The Museum of Fine Arts, Boston, has digitized the pages of this 1860s book of falconry in Japan, which is titled Ehon taka kagami, or An Illustrated Mirror of Falconry. The woodcuts by Kawanabe Kyôsai (or Gyôsai) depict equipment and training methods, as well as many beautiful Siberian goshawks, the species that 19th-century Japanese falconers favored.
Kyôsai was a printmaker and illustrator who exhibited work internationally in the 1870s and 1880s. This multi-volume book—copies of which are now quite rare—captured the specific style of Japanese falconry. The sport had been practiced by elites, and then samurai, in Japan beginning in the fourth century A.D. When Kyôsai published these volumes, social change in Japan was about to significantly diminish the practice of traditional falconry.

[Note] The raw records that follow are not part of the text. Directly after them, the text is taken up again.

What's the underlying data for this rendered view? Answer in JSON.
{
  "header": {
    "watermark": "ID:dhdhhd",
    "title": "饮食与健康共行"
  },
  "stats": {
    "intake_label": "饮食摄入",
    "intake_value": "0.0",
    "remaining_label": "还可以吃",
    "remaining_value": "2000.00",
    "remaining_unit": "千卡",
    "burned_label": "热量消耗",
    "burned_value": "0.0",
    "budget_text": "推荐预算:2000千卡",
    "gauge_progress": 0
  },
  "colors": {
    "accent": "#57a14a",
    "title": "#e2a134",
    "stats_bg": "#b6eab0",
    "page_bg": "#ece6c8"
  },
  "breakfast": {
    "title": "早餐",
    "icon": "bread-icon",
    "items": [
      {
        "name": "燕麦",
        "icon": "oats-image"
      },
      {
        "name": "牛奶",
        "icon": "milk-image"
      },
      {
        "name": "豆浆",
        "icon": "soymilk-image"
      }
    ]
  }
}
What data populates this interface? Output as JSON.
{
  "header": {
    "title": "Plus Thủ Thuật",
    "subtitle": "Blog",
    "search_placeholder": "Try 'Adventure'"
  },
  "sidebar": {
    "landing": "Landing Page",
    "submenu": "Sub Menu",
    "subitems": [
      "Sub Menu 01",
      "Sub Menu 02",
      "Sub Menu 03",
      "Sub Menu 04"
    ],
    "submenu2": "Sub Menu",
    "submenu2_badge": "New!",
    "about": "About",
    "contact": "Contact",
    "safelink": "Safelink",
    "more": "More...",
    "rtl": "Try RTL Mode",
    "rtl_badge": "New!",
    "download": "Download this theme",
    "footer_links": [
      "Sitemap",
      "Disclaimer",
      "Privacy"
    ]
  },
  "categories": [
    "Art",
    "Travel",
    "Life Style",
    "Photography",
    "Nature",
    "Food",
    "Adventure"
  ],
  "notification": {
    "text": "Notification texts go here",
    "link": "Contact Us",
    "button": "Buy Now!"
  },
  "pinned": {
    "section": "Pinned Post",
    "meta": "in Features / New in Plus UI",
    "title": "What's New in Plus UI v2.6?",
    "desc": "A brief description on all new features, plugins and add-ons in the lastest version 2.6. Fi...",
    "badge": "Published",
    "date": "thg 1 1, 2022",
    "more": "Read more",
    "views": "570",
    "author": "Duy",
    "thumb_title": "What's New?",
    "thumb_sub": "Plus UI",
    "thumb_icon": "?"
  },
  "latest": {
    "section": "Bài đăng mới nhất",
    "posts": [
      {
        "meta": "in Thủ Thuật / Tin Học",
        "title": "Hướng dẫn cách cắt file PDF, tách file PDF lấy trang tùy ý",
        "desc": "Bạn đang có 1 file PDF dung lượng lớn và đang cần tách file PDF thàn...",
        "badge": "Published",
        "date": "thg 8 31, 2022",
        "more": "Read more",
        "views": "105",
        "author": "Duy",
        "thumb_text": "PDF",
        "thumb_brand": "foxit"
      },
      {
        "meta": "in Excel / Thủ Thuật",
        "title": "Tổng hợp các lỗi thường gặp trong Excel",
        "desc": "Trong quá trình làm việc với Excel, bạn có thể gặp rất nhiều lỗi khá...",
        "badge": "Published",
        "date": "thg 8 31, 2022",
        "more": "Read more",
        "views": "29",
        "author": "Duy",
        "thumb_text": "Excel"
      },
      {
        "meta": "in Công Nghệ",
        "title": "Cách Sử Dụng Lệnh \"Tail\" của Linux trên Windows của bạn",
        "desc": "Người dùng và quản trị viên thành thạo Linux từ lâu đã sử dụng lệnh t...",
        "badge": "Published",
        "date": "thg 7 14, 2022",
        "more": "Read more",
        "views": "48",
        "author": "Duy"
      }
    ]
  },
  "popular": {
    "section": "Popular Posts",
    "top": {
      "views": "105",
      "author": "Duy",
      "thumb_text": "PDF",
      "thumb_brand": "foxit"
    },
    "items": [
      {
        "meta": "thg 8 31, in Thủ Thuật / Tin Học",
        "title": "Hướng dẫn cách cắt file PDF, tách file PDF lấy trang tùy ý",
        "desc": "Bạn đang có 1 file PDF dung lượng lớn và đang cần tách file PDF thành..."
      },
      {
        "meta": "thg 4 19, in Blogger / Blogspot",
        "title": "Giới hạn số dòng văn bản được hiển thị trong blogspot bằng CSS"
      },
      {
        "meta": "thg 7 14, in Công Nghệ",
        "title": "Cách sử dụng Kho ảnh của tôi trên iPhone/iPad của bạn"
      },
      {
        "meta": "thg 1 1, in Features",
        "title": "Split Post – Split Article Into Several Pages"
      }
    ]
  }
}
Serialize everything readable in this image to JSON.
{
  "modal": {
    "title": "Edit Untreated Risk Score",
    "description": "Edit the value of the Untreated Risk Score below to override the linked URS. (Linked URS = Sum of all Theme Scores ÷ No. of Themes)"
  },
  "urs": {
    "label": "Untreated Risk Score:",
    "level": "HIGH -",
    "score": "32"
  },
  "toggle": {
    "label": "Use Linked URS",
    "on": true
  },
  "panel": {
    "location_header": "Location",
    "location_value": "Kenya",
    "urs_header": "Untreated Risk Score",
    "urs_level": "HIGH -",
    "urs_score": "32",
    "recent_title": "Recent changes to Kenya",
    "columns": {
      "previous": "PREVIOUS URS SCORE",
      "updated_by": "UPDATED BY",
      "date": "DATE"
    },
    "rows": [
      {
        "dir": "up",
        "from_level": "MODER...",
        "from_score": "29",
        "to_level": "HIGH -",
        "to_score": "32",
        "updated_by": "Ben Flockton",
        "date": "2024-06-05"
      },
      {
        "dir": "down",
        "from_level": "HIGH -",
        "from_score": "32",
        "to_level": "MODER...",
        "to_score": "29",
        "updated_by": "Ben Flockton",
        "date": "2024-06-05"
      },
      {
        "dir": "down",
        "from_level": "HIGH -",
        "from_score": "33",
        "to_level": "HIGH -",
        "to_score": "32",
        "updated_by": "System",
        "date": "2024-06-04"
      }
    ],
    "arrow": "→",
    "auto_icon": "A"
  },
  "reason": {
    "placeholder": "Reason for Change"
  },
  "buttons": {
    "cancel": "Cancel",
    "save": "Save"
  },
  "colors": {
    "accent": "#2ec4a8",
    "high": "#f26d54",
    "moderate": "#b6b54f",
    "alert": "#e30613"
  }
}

Some copies of Ehon taka kagami were printed with flecks of mica embedded in the paper, a difficult technique that lends sparkle to the feathers of the birds.
I first saw this book on the great blog BibliOdyssey.